[Interface dataset entries]
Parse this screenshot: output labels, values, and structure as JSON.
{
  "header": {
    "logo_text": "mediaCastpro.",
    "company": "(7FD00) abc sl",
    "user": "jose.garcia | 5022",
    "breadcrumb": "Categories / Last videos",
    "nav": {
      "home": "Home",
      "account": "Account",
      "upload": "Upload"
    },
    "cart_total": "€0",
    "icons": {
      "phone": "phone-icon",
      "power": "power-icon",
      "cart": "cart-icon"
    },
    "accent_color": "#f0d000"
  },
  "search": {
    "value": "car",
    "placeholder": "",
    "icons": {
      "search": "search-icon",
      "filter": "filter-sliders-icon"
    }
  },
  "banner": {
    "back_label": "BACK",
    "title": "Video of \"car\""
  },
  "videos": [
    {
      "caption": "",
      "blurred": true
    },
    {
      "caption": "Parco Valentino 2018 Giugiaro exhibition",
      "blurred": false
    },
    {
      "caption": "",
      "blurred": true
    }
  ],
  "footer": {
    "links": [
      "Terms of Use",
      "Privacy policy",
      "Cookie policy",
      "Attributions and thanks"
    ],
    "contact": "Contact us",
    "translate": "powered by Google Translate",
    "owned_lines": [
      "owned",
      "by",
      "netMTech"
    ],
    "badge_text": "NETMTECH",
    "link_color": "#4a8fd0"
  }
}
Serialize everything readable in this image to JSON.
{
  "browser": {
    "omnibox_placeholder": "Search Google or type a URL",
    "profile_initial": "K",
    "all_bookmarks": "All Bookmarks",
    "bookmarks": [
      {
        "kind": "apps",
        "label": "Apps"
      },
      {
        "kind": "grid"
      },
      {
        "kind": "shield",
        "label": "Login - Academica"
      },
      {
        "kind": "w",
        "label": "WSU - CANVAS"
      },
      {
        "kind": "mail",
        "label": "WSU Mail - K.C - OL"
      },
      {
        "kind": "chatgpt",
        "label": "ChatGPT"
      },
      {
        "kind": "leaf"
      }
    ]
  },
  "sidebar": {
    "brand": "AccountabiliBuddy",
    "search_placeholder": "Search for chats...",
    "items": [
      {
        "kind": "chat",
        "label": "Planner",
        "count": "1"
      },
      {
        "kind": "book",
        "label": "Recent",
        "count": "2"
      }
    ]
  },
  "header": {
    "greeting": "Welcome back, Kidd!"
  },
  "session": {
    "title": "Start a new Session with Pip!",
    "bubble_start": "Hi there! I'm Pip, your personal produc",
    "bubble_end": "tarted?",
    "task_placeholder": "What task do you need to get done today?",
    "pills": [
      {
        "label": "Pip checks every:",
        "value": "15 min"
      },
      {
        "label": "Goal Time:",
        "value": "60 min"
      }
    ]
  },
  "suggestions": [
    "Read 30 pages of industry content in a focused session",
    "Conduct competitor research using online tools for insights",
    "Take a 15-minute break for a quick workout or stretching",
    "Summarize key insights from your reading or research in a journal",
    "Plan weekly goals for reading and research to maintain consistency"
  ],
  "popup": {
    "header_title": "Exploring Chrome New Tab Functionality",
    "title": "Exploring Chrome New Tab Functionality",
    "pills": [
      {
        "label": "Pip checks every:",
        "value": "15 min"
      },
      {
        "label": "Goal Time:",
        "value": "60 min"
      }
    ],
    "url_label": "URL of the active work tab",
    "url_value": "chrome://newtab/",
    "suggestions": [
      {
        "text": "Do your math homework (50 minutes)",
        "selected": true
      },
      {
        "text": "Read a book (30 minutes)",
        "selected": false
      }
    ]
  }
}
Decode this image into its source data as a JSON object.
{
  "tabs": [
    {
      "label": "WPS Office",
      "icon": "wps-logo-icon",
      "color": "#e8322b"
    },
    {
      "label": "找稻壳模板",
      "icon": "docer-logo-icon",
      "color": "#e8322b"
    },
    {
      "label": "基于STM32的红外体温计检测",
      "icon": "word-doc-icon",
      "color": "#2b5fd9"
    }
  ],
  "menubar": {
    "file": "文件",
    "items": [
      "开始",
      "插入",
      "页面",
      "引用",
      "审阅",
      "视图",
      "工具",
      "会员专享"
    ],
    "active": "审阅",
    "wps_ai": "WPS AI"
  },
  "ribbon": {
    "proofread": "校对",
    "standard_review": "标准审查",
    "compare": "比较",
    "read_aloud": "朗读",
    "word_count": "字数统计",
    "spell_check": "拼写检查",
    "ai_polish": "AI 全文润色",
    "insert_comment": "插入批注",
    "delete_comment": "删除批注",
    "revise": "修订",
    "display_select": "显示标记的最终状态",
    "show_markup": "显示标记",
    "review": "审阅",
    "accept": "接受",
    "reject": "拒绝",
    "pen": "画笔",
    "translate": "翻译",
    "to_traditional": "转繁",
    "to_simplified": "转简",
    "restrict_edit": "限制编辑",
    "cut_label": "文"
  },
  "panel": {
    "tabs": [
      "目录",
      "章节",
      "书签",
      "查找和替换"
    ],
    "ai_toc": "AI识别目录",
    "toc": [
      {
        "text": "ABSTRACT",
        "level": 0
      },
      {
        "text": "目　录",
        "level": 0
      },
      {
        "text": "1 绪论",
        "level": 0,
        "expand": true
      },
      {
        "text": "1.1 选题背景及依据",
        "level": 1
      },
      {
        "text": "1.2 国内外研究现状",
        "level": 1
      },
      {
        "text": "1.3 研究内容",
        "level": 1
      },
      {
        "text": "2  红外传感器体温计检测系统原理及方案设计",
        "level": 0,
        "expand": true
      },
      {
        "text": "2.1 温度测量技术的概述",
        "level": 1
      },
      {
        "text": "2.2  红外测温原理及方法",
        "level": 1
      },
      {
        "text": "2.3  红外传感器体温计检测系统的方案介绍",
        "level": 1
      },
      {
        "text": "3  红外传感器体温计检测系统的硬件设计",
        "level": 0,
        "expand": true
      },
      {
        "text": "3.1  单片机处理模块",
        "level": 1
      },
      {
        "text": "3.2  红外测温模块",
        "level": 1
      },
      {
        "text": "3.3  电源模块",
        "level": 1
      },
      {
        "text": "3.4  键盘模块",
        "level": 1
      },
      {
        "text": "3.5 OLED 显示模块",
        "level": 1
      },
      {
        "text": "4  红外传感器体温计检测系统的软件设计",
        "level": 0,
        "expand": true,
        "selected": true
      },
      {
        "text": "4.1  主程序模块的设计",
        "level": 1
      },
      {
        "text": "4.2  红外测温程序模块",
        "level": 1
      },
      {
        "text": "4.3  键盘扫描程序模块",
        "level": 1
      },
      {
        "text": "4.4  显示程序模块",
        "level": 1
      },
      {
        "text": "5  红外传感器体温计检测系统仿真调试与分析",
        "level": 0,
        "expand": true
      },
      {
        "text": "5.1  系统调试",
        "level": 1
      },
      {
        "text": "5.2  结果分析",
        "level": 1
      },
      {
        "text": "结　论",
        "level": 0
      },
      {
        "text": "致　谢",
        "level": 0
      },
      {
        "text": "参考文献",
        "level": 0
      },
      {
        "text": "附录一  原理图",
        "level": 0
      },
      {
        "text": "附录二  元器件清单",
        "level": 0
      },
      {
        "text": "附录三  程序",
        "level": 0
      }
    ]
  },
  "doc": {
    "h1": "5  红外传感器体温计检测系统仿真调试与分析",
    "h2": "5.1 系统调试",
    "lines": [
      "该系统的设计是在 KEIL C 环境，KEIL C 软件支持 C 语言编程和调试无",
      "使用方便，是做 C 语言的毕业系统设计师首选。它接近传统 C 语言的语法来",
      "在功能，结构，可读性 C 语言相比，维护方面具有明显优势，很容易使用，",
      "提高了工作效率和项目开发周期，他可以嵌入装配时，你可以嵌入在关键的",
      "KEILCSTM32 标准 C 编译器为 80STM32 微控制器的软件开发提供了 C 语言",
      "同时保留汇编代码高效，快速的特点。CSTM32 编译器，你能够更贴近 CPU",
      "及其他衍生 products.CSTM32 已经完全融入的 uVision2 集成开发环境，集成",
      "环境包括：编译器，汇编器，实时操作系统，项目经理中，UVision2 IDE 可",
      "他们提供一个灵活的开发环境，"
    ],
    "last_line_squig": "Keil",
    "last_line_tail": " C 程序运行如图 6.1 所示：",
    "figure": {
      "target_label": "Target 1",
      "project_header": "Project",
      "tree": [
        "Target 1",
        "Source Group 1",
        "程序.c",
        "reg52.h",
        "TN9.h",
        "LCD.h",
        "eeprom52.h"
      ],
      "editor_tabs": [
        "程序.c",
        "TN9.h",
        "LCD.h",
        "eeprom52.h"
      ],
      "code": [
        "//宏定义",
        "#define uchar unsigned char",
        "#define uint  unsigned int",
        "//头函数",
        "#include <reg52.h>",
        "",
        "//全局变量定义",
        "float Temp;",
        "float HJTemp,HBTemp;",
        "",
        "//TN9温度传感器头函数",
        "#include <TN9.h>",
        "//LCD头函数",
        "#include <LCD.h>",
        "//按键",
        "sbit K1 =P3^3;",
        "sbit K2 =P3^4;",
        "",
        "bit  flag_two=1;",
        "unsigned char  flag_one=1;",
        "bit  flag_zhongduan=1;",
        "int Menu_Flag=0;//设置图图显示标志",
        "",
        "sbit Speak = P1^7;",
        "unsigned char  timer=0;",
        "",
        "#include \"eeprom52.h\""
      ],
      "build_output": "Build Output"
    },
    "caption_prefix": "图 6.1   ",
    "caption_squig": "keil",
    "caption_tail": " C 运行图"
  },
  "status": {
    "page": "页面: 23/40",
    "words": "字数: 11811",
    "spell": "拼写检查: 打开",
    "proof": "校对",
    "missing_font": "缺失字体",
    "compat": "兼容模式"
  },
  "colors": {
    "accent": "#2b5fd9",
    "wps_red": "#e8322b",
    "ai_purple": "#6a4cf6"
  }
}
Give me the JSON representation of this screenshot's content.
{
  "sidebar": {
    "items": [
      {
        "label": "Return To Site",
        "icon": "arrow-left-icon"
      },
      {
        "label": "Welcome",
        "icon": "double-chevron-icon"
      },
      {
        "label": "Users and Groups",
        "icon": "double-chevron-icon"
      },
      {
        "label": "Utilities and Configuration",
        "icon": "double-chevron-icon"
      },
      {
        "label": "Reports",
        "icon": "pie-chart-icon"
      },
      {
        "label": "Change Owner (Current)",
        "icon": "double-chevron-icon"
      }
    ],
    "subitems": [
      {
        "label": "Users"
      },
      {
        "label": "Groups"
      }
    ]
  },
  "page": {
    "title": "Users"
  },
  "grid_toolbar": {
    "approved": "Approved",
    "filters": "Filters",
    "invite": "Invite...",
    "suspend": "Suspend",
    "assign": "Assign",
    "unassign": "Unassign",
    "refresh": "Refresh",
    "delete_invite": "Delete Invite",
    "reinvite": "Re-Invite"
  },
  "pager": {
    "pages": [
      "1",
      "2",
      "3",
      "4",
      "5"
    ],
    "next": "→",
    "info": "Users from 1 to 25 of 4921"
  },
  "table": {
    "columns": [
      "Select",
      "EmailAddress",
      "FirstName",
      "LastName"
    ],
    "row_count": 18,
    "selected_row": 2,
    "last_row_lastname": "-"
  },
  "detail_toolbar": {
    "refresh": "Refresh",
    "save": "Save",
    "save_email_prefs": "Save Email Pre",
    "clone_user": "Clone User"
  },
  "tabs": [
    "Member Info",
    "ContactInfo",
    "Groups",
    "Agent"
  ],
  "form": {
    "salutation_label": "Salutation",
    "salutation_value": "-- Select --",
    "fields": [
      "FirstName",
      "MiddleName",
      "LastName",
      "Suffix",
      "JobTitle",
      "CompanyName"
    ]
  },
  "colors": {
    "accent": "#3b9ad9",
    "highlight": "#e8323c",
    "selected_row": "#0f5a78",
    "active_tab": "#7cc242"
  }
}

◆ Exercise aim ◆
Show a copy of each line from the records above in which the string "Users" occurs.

◆ Written reply ◆
        "label": "Users and Groups",
        "label": "Users"
    "title": "Users"
    "info": "Users from 1 to 25 of 4921"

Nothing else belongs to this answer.